Black lives matter. They matter whether they are taken at the hands of a hate-filled 21-year-old in a church prayer meeting, by a police officer who shoots a suspect he fears is armed or in a drive-by shooting on Chicago's south side.
Thirty two people are murdered by guns every day in the United States. African-Americans represent 57 percent of the victims, despite the fact they account for only 13 percent of the overall U.S. population. Homicide is the leading cause of death for Black males aged 15-34. These lives matter.
The Black Lives Matter movement has galvanized public outrage over the recent police shootings of unarmed Black men and boys in Ferguson, North Charleston, and Cleveland -- to name just a few. Regarding these shootings as state-sanctioned violence, the Black Lives Matter movement rightly calls for changes in the use of force by police against citizens of color.

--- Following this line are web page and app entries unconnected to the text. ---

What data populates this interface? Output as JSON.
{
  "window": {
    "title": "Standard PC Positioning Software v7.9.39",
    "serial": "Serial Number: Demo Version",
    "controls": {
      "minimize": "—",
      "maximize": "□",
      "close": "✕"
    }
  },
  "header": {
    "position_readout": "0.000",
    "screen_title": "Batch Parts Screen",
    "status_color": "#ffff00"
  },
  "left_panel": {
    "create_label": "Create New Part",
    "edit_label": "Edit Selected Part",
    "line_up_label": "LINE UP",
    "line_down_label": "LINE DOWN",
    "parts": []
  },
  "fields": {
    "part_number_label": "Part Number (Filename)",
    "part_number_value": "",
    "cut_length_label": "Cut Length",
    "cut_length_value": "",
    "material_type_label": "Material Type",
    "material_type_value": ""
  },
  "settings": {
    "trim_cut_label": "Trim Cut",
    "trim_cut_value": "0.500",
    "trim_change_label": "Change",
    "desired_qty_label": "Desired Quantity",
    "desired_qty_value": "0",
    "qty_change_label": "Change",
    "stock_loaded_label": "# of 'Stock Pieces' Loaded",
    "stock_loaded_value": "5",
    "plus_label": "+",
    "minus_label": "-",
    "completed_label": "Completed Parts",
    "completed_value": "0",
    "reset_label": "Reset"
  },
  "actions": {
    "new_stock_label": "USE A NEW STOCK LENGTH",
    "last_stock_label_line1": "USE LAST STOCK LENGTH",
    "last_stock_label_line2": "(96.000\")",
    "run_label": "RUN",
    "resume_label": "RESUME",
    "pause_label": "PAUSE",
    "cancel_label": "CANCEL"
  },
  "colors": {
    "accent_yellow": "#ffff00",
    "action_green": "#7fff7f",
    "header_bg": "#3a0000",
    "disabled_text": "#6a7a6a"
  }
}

The nation should also be outraged by the Black lives lost every day to gun violence in cities large and small, and the role that our weak gun laws play in facilitating those deaths. Indeed, the policy choices our elected officials make to keep those laws weak are best understood as another form of state-sanctioned violence.